How a passion for trivia led a VC to a charitable cause

Amid the pandemic, David Horowitz of Touchdown Ventures helped raise money for the CDC Foundation. A year later, he’s created a new family board game.

David Horowitz, founder and chief executive of Touchdown Ventures, loves trivia and grew up playing board games. He’s also a fan of the Game Show Network and the late Alex Trebek, the longtime Jeopardy! host.

Those passions came in handy early in the pandemic last year. When Horowitz learned that funding had been cut for the CDC, he decided to use his love of gaming and create a trivia contest to raise funds for the CDC Foundation.

From April through June last year, Horowitz played host to a live trivia game online called 20 Second Trivia, in which contestants were asked 20 questions and had up to 20 seconds to answer each one. Playing the game was free and winners didn’t receive any prizes.

Horowitz thought the game would be a good distraction during the pandemic and a way for families and friends to connect virtually. “There was nothing going on and we weren’t going out,” Horowitz recalls.

The weekly trivia games grew by word of mouth, eventually attracting 100 to 150 participants per episode. Donations were not obligatory, but Horowitz raised $20,000 last year from players for the CDC Foundation to purchase personal protective equipment for first responders.

The investor now has a new gaming venture, of sorts. His lifetime hobby led him to create a new family board game called Frequent Flyer. Horowitz, like many, hasn’t traveled since the pandemic, and the game helps to fill that void by having players compete and race across the board to 20 US cities and earn frequent flyer miles.
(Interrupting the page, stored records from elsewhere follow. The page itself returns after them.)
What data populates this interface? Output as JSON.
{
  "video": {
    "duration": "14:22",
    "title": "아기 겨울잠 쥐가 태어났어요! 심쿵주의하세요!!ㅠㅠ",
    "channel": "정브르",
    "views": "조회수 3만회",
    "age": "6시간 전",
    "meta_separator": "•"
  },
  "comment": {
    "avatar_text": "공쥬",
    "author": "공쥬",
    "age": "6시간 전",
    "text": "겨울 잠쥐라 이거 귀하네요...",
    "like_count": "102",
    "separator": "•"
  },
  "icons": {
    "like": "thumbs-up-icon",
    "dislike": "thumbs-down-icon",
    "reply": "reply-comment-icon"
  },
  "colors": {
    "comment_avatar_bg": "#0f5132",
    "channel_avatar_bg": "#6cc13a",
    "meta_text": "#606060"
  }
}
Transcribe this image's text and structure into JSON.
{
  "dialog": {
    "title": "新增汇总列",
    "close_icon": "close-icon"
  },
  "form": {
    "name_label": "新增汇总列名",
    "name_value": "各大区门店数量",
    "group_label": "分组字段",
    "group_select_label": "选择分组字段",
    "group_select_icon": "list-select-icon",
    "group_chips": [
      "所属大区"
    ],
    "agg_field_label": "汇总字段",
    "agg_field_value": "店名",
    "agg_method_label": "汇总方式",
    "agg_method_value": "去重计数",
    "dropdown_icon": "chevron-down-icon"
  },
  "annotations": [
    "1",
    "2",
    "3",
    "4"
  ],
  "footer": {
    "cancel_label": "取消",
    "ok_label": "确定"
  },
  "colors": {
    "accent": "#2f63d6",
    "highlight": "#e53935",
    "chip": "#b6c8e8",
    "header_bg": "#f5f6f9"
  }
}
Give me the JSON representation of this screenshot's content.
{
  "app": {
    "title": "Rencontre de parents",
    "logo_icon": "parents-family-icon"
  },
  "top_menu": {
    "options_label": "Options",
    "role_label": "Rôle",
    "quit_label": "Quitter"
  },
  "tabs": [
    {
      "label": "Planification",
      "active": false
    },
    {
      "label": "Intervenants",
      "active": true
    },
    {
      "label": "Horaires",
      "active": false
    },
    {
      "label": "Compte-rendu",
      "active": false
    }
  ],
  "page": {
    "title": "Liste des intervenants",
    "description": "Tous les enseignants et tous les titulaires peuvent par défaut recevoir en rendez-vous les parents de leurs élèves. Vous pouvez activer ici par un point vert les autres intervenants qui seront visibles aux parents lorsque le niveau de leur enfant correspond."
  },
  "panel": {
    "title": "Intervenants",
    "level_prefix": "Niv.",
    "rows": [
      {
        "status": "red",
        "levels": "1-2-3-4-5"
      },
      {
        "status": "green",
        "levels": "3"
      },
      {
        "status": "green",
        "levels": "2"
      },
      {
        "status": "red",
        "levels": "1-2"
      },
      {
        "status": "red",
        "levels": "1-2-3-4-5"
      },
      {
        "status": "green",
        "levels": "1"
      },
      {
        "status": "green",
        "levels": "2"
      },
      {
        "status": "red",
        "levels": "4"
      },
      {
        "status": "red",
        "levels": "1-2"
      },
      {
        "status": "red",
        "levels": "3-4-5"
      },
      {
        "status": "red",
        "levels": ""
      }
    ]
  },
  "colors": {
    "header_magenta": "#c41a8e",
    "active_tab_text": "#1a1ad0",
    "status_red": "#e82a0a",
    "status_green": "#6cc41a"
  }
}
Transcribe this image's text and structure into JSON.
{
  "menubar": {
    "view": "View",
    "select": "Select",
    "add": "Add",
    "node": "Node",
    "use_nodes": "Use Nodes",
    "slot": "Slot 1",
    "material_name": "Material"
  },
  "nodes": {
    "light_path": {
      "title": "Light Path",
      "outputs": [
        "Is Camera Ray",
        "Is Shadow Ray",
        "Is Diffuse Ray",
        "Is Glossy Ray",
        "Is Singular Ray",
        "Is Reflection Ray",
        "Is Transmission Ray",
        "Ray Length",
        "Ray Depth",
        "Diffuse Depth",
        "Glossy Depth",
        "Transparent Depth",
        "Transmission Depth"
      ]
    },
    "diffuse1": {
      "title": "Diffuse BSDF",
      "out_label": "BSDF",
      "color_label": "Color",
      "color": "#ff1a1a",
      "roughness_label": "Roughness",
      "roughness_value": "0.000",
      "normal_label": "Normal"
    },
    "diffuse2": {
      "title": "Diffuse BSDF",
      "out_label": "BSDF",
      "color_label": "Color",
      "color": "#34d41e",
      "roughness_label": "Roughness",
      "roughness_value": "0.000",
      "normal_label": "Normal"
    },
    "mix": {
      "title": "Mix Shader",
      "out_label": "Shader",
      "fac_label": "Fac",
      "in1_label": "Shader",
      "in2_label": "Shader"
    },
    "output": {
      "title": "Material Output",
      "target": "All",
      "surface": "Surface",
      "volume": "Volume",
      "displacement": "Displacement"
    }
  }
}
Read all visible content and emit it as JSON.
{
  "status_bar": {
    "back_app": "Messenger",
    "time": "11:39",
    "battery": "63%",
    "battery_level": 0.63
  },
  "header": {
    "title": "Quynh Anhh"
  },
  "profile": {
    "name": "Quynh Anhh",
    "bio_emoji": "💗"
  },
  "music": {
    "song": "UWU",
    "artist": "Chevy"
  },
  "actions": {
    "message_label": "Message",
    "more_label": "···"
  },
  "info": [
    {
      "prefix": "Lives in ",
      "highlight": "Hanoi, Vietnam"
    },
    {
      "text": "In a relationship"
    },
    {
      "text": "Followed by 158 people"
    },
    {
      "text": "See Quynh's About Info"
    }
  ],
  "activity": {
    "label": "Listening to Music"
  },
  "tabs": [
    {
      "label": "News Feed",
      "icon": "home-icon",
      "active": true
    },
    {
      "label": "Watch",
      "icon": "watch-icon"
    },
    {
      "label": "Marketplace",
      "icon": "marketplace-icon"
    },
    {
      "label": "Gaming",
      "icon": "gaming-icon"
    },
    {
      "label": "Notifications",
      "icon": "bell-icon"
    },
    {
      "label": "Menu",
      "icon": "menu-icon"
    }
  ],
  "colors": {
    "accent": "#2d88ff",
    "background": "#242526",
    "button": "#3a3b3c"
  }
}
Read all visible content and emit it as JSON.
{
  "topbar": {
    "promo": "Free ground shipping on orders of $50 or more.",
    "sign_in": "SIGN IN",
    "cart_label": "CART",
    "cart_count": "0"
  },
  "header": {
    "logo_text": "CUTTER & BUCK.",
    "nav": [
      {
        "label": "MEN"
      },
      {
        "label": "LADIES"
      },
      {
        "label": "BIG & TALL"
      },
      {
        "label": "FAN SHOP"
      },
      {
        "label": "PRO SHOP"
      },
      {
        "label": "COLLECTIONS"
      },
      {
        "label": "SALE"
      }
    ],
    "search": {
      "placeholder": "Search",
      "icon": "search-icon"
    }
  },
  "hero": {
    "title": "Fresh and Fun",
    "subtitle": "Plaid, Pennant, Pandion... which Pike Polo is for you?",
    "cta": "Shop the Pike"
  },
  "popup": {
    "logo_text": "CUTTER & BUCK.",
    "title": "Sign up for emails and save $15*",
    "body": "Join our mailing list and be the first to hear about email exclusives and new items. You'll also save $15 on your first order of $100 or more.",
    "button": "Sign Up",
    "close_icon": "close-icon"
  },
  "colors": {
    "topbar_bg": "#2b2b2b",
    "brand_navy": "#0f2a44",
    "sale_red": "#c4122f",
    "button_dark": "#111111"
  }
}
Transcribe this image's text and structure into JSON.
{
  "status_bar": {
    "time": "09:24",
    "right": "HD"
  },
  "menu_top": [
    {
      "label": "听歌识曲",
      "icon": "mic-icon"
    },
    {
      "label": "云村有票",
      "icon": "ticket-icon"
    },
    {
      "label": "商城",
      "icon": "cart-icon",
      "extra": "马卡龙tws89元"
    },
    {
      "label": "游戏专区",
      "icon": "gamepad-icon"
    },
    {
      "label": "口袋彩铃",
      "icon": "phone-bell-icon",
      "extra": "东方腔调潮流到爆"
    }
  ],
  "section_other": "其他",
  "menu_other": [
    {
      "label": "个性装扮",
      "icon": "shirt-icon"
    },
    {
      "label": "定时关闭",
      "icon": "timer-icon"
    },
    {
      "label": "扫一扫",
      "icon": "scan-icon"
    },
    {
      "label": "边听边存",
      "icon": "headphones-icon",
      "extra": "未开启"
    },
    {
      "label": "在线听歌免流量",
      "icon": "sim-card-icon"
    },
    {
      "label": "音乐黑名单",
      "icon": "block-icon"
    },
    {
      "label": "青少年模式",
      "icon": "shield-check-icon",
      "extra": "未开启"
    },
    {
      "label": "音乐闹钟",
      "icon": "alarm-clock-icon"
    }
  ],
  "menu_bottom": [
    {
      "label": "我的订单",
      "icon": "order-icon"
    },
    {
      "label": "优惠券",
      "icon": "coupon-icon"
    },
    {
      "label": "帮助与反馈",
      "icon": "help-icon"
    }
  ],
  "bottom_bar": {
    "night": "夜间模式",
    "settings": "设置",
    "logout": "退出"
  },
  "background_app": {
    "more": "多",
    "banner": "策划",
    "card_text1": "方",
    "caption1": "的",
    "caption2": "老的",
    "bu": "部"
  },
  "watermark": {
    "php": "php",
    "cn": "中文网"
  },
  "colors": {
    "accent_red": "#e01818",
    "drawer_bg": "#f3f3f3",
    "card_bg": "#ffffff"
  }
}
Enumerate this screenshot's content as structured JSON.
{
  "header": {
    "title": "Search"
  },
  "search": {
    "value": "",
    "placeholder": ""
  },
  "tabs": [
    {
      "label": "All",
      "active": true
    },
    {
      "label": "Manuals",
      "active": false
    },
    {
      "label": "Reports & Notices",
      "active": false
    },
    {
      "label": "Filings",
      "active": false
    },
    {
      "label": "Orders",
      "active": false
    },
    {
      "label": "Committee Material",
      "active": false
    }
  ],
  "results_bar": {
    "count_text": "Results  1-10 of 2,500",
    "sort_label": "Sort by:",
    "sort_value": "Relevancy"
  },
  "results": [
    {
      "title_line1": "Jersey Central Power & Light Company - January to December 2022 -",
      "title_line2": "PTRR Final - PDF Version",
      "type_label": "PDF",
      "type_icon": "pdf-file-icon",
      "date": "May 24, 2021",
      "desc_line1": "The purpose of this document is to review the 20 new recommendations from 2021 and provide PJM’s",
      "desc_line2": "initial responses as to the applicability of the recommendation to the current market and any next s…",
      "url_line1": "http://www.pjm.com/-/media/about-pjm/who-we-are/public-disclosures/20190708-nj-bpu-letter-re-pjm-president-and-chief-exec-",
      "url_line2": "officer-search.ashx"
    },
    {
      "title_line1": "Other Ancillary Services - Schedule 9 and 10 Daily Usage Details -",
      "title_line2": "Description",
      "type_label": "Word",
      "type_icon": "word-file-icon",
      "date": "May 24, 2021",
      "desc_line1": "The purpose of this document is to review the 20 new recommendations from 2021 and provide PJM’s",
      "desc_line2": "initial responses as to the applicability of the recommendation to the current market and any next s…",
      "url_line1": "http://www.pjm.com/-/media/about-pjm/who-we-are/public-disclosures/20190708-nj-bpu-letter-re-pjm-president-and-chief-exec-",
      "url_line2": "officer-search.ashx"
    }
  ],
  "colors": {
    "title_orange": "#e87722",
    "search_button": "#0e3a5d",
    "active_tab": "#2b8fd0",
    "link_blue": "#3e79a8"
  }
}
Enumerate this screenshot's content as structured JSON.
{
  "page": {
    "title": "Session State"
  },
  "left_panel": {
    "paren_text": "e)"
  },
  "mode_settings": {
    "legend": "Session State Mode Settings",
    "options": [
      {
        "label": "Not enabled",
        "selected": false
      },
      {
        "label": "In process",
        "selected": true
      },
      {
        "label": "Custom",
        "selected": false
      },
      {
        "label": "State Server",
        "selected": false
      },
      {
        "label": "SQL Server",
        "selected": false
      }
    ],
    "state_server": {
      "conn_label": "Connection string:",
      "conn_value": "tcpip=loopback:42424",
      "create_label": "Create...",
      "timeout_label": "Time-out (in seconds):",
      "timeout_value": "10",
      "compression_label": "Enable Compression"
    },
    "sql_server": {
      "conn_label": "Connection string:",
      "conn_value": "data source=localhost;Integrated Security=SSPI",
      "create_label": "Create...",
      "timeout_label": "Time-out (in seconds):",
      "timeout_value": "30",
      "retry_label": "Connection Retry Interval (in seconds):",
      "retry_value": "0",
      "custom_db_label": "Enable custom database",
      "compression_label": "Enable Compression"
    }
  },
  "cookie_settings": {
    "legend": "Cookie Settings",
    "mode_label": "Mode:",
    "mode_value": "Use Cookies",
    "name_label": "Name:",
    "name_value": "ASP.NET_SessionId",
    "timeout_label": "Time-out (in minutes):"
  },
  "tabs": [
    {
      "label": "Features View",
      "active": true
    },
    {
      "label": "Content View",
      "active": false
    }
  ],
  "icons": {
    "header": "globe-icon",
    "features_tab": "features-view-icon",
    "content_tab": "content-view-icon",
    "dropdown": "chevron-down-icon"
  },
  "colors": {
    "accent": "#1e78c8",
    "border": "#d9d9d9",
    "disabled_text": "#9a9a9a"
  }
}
This is an actual board game and not online, though it is available for sale at Horowitz describes the game as a great way to learn about warehousing and third-party logistics in a direct-to-consumer business. And he’s not giving up his day job at Touchdown Ventures, which works with corporates to invest in companies.

Horowitz says he began working on Frequent Flyer 15 years ago.

“Creating my own board game was always a lifelong passion for me ever since I was a child,” he says. “It was the inspiration that I got from working with founders, plus some extra time that I had on my hands due to covid that helped push me to bring this product to market.”